Widespread compliance with the new stay-at-home order is being credited for the low number of tickets issued in Peel over the weekend, a shift in behaviour from the illegal parties that thrust the community into the spotlight in the summer.
Peel’s police chief and politicians say the low number of tickets issued over the weekend speaks to the community now understanding the severity of the threat posed by COVID-19.
“Hopefully, it’s an indication of compliance. We did not receive a lot of complaints from the public over the last few days,” Peel police Chief Nishan Duraiappah told the Star Tuesday.
Peel Regional Police confirmed that it had issued five tickets and one warning since the stay-at-home order came into effect, but was unable to clarify the exact breach the fines were issued for.
In the past week, Mississauga’s bylaw enforcement team issued fines for 14 violations, which included 11 to businesses and three for gatherings.
Mississauga Mayor Bonnie Crombie said she’s pleased with how residents and businesses have been obeying the rules.
She attributed the levels of compliance in Mississauga to the fact that Peel Region has been in varying degrees of lockdown for close to two months, and residents have adjusted their habits over time.
“The message has been and continues to be the same: stay at home, only leave for essential activities and limit close in-person contacts to just your immediate household,” she said Monday.
Brampton officials laid five charges related to COVID-19 rule violations over the weekend. Three of those tickets were due to a violation of the stay-at-home order after a small group was caught gathering in a parking lot.
The other two charges, laid under the Reopening Ontario Act, were people visiting a resident that was not part of their own household, Brampton officials confirmed Monday.
Brampton Mayor Patrick Brown said most residents now grasp the severity of the situation.
“We have seen a high level of compliance in response to the stay-at-home order announced last week,” Brown said Monday.
Each of the fines issued in Brampton over the weekend were $880, for a total of $4,400 in fines.
Mississauga enforcement officers, inspectors from the labour ministry and local public health officials conducted inspections of six big-box store locations in Mississauga over the weekend and found that all were complying.
Solicitor General Sylvia Jones told the Star the Mississauga enforcement of large outlets was part of a provincial blitz of big-box operations that started on the weekend.
“They are going on site to both manufacturing and businesses that continue to operate to make sure they’re doing so in a safe manner,” said Jones.
Brampton was thrust into the spotlight in the summer when it became the hotbed for large parties, one of which attracted an estimated 200 people in July and another where police ended up being called to a shooting.
Brampton officials said that between March 31 and early November, officers laid 940 charges, including 66 summonses, for violation of the relevant provincial rules and city bylaws targeting large residential gatherings and other emergency measures violations.
In Mississauga, 424 tickets and or fines were handed out over the same time.

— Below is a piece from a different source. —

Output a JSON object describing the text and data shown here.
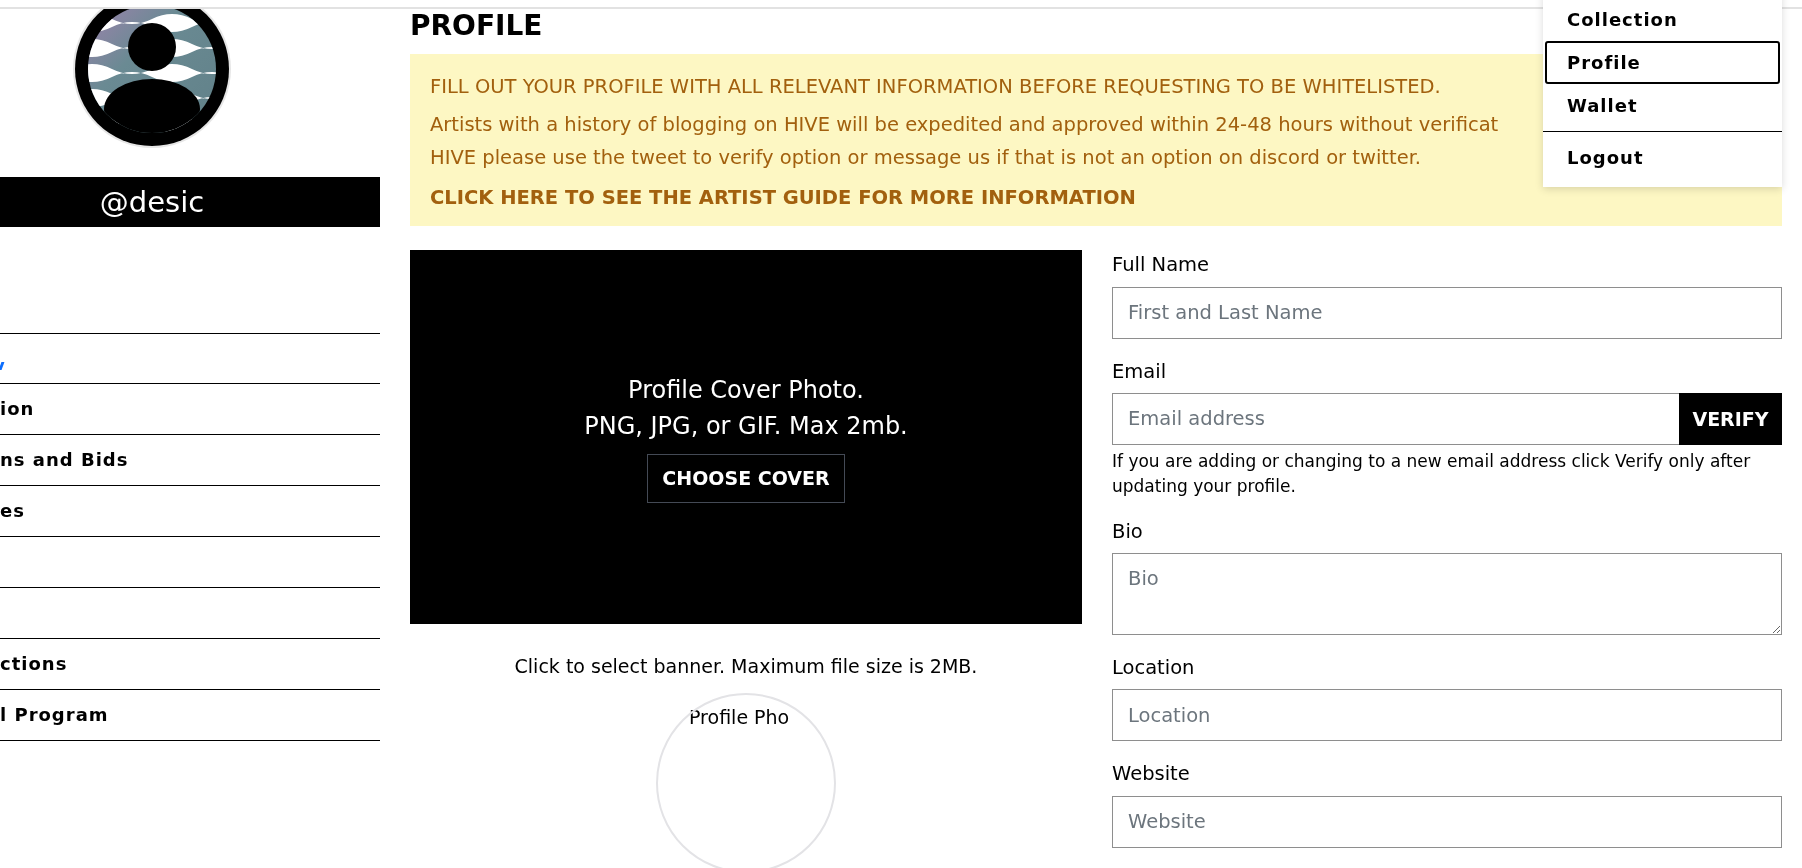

In both cities, people hosting residential gatherings accounted for most of the fines.
Cases against people fined for hosting illegal parties in the summer are trickling through the courts."
Jason Miller is a Toronto-based reporter for the Star covering crime and justice in the Peel Region. His reporting is funded by the Canadian government through its Local Journalism Initiative. Reach him on email: email@example.com or follow him on Twitter: @millermotionpic
Jason Miller, Local Journalism Initiative Reporter, Toronto Star